--- START ---
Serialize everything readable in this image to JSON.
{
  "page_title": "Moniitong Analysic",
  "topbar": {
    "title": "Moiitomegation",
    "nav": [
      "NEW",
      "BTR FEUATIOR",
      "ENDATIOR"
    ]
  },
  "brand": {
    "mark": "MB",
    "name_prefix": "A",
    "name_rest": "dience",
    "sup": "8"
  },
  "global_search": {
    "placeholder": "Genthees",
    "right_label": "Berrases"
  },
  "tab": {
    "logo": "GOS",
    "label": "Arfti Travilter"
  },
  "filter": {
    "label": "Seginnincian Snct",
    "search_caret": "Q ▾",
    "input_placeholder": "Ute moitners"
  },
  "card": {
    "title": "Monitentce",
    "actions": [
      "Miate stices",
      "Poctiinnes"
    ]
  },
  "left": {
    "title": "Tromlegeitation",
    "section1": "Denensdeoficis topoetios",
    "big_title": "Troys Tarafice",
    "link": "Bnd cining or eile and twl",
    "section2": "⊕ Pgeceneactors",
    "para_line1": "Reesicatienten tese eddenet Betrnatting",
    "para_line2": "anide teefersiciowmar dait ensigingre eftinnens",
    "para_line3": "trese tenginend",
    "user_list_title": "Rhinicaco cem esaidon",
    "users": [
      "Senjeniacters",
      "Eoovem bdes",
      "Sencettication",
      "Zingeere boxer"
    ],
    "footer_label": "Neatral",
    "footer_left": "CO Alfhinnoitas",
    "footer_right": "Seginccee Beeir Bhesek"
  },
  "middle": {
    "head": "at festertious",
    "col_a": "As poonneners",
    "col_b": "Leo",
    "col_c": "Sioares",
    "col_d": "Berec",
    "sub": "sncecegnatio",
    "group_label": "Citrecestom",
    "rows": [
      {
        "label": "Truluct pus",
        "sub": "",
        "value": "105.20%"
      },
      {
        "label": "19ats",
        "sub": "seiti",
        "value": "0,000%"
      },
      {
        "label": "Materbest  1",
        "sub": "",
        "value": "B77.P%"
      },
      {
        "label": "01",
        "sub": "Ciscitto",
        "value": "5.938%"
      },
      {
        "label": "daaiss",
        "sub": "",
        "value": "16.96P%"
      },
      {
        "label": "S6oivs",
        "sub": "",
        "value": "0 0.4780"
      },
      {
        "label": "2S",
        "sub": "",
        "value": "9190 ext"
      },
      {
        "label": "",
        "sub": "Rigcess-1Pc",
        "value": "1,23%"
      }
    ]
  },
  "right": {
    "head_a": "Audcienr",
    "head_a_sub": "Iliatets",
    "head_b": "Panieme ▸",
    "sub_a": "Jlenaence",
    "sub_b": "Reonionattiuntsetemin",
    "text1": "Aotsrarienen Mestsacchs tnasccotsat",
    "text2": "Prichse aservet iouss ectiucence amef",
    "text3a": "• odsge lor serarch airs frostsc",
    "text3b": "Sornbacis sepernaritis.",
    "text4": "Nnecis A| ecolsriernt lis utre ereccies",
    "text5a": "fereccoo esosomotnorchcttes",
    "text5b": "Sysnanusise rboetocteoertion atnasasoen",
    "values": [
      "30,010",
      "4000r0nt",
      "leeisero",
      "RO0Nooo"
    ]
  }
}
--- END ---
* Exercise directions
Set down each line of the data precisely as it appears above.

* Result for this task
Serialize everything readable in this image to JSON.
{
  "page_title": "Moniitong Analysic",
  "topbar": {
    "title": "Moiitomegation",
    "nav": [
      "NEW",
      "BTR FEUATIOR",
      "ENDATIOR"
    ]
  },
  "brand": {
    "mark": "MB",
    "name_prefix": "A",
    "name_rest": "dience",
    "sup": "8"
  },
  "global_search": {
    "placeholder": "Genthees",
    "right_label": "Berrases"
  },
  "tab": {
    "logo": "GOS",
    "label": "Arfti Travilter"
  },
  "filter": {
    "label": "Seginnincian Snct",
    "search_caret": "Q ▾",
    "input_placeholder": "Ute moitners"
  },
  "card": {
    "title": "Monitentce",
    "actions": [
      "Miate stices",
      "Poctiinnes"
    ]
  },
  "left": {
    "title": "Tromlegeitation",
    "section1": "Denensdeoficis topoetios",
    "big_title": "Troys Tarafice",
    "link": "Bnd cining or eile and twl",
    "section2": "⊕ Pgeceneactors",
    "para_line1": "Reesicatienten tese eddenet Betrnatting",
    "para_line2": "anide teefersiciowmar dait ensigingre eftinnens",
    "para_line3": "trese tenginend",
    "user_list_title": "Rhinicaco cem esaidon",
    "users": [
      "Senjeniacters",
      "Eoovem bdes",
      "Sencettication",
      "Zingeere boxer"
    ],
    "footer_label": "Neatral",
    "footer_left": "CO Alfhinnoitas",
    "footer_right": "Seginccee Beeir Bhesek"
  },
  "middle": {
    "head": "at festertious",
    "col_a": "As poonneners",
    "col_b": "Leo",
    "col_c": "Sioares",
    "col_d": "Berec",
    "sub": "sncecegnatio",
    "group_label": "Citrecestom",
    "rows": [
      {
        "label": "Truluct pus",
        "sub": "",
        "value": "105.20%"
      },
      {
        "label": "19ats",
        "sub": "seiti",
        "value": "0,000%"
      },
      {
        "label": "Materbest  1",
        "sub": "",
        "value": "B77.P%"
      },
      {
        "label": "01",
        "sub": "Ciscitto",
        "value": "5.938%"
      },
      {
        "label": "daaiss",
        "sub": "",
        "value": "16.96P%"
      },
      {
        "label": "S6oivs",
        "sub": "",
        "value": "0 0.4780"
      },
      {
        "label": "2S",
        "sub": "",
        "value": "9190 ext"
      },
      {
        "label": "",
        "sub": "Rigcess-1Pc",
        "value": "1,23%"
      }
    ]
  },
  "right": {
    "head_a": "Audcienr",
    "head_a_sub": "Iliatets",
    "head_b": "Panieme ▸",
    "sub_a": "Jlenaence",
    "sub_b": "Reonionattiuntsetemin",
    "text1": "Aotsrarienen Mestsacchs tnasccotsat",
    "text2": "Prichse aservet iouss ectiucence amef",
    "text3a": "• odsge lor serarch airs frostsc",
    "text3b": "Sornbacis sepernaritis.",
    "text4": "Nnecis A| ecolsriernt lis utre ereccies",
    "text5a": "fereccoo esosomotnorchcttes",
    "text5b": "Sysnanusise rboetocteoertion atnasasoen",
    "values": [
      "30,010",
      "4000r0nt",
      "leeisero",
      "RO0Nooo"
    ]
  }
}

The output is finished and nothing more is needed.